§ Task instructions
Set down every record below exactly as it appears, but without the pictures.

# # # #

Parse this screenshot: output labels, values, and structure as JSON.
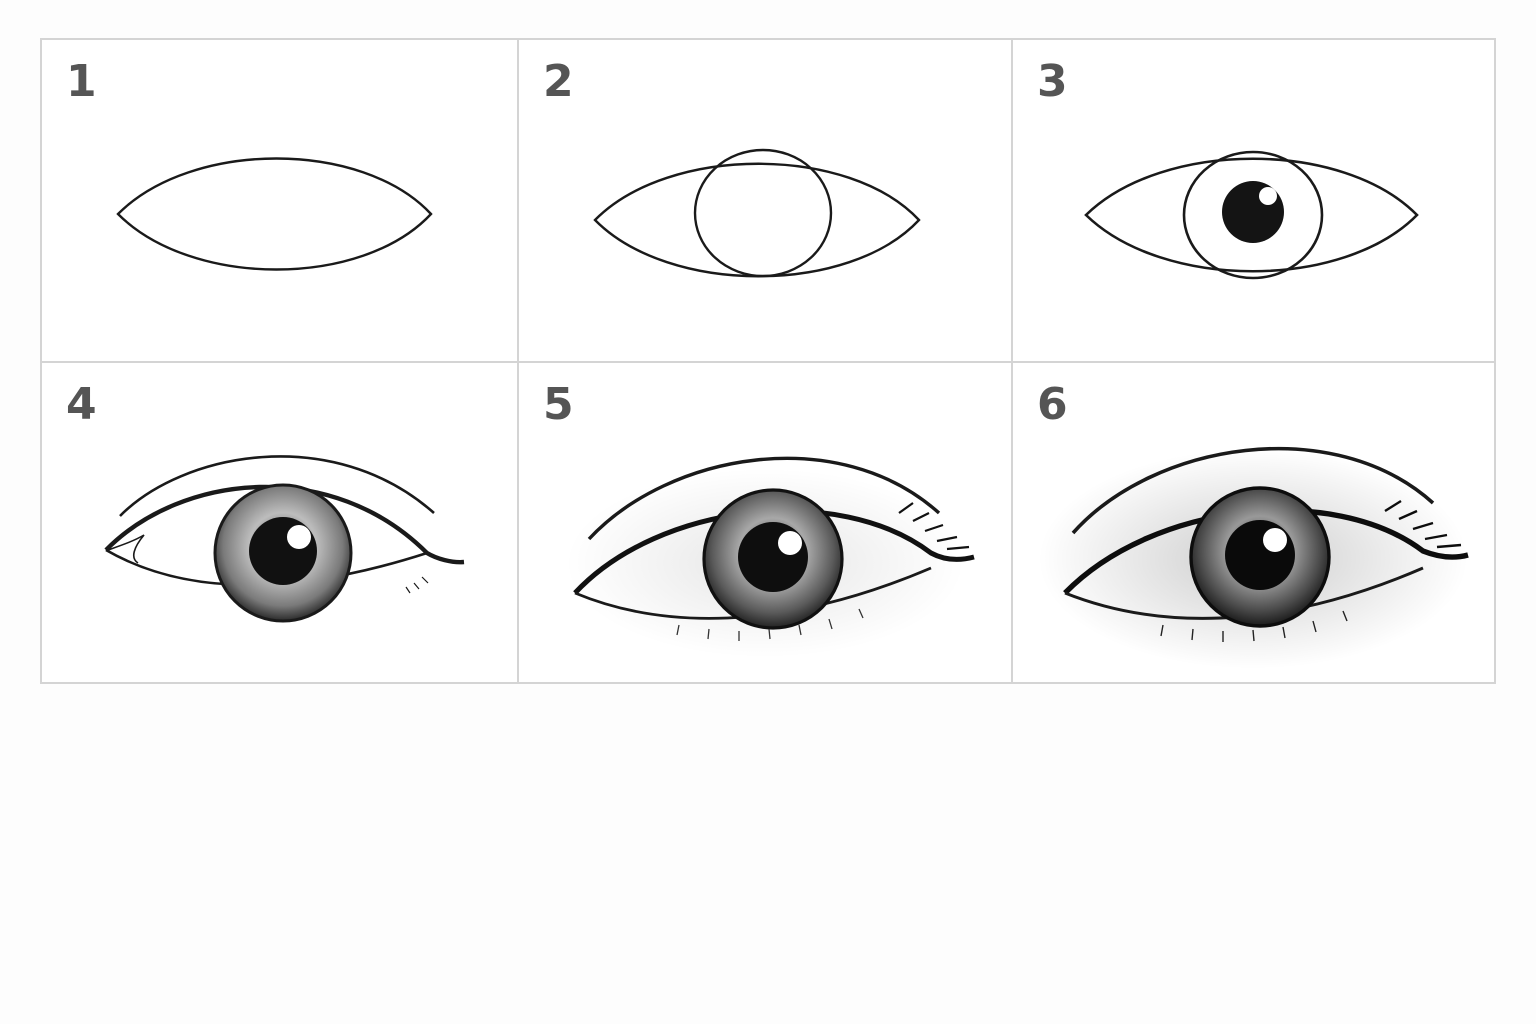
{
  "colors": {
    "border": "#d4d4d4",
    "ink": "#1a1a1a",
    "label": "#555555",
    "background": "#fdfdfd"
  },
  "steps": [
    {
      "number": "1"
    },
    {
      "number": "2"
    },
    {
      "number": "3"
    },
    {
      "number": "4"
    },
    {
      "number": "5"
    },
    {
      "number": "6"
    }
  ]
}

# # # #

§ Expected answer
Parse this screenshot: output labels, values, and structure as JSON.
{
  "colors": {
    "border": "#d4d4d4",
    "ink": "#1a1a1a",
    "label": "#555555",
    "background": "#fdfdfd"
  },
  "steps": [
    {
      "number": "1"
    },
    {
      "number": "2"
    },
    {
      "number": "3"
    },
    {
      "number": "4"
    },
    {
      "number": "5"
    },
    {
      "number": "6"
    }
  ]
}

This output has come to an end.